To my best recollection, I have never heard the phrase "it's all relative" used to an effect that didn't involve stopping people from thinking. When the topic of conversation — morality, belief, success, rationality, or what have you — is suddenly revealed or claimed to depend on a context, people find it disorienting, often to the point of feeling the entire discourse has been and will continue to be "meaningless" or "arbitrary". Once this happens, it can be very difficult to persuade them to keep thinking, let alone thinking productively

To rebuke this sort of conceptual nihilism, it's natural to respond with analogies to other relative concepts that are clearly useful to think about:

"Position, momentum, and energy are only relatively defined as numbers, but we don't abandon scientific study of those, do we?"

While an important observation, this inevitably evokes the "But that's different" analogy-immune response. The real cure is in understanding explicitly what to do with relative notions:

If belief is subjective, let us examine objective relations between beliefs.
If morality is relative, let us examine absolute relations between morals.
If beauty is in the eye of the beholder, let us examine the eyes of the beholders.

To use one of these lines of argument effectively — and it can be very effective — one should follow up immediately with a specific example in the case you're talking about. Don't let the conversation drift in abstraction. If you're talking about morality, there is no shortage of objective moral relations that science can handle, so you can pick one at random to show how easy and common it is:

  • "Birth control should be discouraged."
    "Teen pregnancy / the spread of STDs is undesirable."
    Question: Does promoting the use of condoms increase or decrease teen pregnancy rates / the spread of STDs?  
  • "Masturbation should be frowned upon."
    "Married couples should do their best not to cheat on each other."
    Question: Does masturbation increase or decrease adulterous impulses over time?  
  • "Gay couples should not be allowed to adopt children."
    "Children should not be raised in psychologically damaging environments."
    Question: What are the psychological effects of being raised by gay parents?

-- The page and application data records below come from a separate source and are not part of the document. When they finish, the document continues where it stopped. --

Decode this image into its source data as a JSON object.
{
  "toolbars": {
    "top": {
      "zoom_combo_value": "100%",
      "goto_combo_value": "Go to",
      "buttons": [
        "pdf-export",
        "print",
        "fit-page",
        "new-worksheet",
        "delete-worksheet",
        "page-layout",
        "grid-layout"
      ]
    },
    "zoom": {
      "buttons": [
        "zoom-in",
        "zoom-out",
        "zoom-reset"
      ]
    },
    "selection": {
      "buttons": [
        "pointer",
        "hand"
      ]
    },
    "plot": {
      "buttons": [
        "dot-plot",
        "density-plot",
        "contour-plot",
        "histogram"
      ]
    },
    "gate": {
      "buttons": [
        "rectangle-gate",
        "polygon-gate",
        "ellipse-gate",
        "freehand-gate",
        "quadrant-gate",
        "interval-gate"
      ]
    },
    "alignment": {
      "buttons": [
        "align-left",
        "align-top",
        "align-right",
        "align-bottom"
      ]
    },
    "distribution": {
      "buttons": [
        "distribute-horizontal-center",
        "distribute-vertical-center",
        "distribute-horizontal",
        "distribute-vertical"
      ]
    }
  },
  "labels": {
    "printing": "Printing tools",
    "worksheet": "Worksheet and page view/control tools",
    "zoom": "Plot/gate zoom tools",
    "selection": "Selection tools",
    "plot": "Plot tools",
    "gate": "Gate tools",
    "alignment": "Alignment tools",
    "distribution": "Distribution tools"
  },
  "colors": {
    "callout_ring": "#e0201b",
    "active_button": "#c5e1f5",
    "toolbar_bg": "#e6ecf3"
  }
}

I'm not advocating here any of these particular moral claims, nor any particular resolution between them, but simply that the answer to the given question — and many other relevant ones — puts you in a much better position to reflect on these issues. Your opinion after you know the answer is more valuable than before.

"But of course science can answer some moral questions... the point is that it can't answer all of them. It can't tell us ultimately what is good or evil."

No. That is not the point. The point is whether you want teachers to beat their students. Do you? Well, science can help you decide. And more importantly, once you do, it should help you in leading others to the same conclusion.

A lesson from history: What happens when you examine objective relations between subjective beliefs? You get probability theory… Bayesian updating… we know this story; it started around 200 years ago, and it ends well.

Now it's morality's turn.

Between the subjective and the subjective lies the objective.
Relative does not mean structureless.
It does not mean arbitrary.
It does not mean meaningless.
Let us not discard the compass along with the map.